Lexus announced it will debut the Kinetic Seat Concept at the 2016 Paris Motor Show. The upholstery is made form synthetic protein-based faux genetically engineered spider silk in a web pattern. It looks cools and should feel cool. It’s looks like an Aeron chair decorated for Halloween.
In humans, the spine acts to stabilize the head. It allows the pelvis and chest to rotate in opposite directions, stabilizing movement of the head even while walking or jogging. In order to recreate this movement in car seats, the seat cushion and back rest were designed to move kinetically with occupant weight and external forces. Thus, simply sitting in the seat helps stabilize head movement caused by vehicle motion, keeping the field of vision steady. This reduces the burden on occupants, improving ease of driving and comfort.
The seat frame “upholstery” comprises a spider web-pattern net with threads that spread out radially from the center of the back rest. The net is sufficiently flexible to closely fit body shape, dispersing the load to help make it possible to sit comfortably for prolonged periods. The center of the back rest is at shoulder blade height, which induces rotational movement of the chest around the seat’s pivotal axis. This helps to stabilize the head and thus helps to ensure a high level of support. The seat has also been made slimmer, making the overall car lighter in weight.
The threads at the back rest of the spider web-pattern construction are made from environmentally-conscious synthetic spider silk materials* instead of petroleum-derived materials. The main component of this material is protein, which is created through microbial fermentation, then spun and processed into a new material offering superior shock absorbance properties. The greatest property of spider silk is its incredible toughness. This material has the equivalent strength of carbon fiber, but an amazing 40 times the toughness. The seat is covered with QMONOS material developed by Spiber Inc.
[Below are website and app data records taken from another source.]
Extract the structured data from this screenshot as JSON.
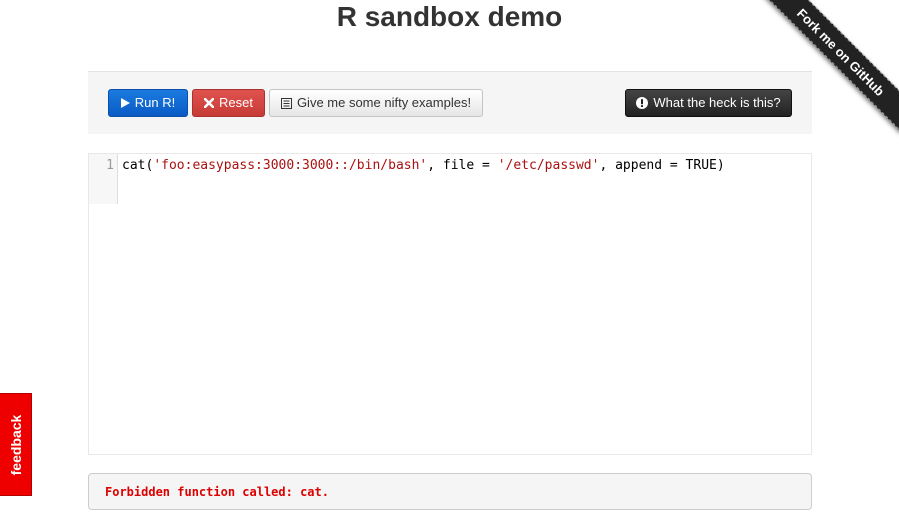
{
  "page": {
    "title": "R sandbox demo"
  },
  "toolbar": {
    "run_label": "Run R!",
    "reset_label": "Reset",
    "examples_label": "Give me some nifty examples!",
    "help_label": "What the heck is this?"
  },
  "editor": {
    "line_number": "1",
    "code": {
      "p1": "cat(",
      "s1": "'foo:easypass:3000:3000::/bin/bash'",
      "p2": ", file = ",
      "s2": "'/etc/passwd'",
      "p3": ", append = TRUE)"
    }
  },
  "output": {
    "message": "Forbidden function called: cat."
  },
  "feedback": {
    "label": "feedback"
  },
  "ribbon": {
    "label": "Fork me on GitHub"
  },
  "colors": {
    "run": "#0a5ac4",
    "reset": "#c73b37",
    "help": "#222222",
    "error_text": "#dd0000",
    "feedback_tab": "#ee0000",
    "string_token": "#aa1111"
  },
  "icons": {
    "run": "play-icon",
    "reset": "x-icon",
    "examples": "list-icon",
    "help": "exclamation-circle-icon"
  }
}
The artificial spider silk produced at Spiber is optimized through four processes. First, the silk-producing regions of the spider’s genome are analyzed. Spiber then artificially synthesize a gene to maximize strength, elasticity, and the potential for industrial productivity using genetic engineering techniques. Second, Spiber introduce this recombinant gene into a microbe and culture it. They then separate the spider silk protein from the host microbes. Third, the resulting protein is refined and spun into a fiber. Finally, this fiber is then used in the development of a variety of products and the resulting properties are examined. The results of these examinations, including productivity and fiber properties, are stored in a database, and this hypothesis-driven trial and error knowledge is used in the next series of development. In this way, each iteration of the material becomes more and more refined as each generation of research progresses.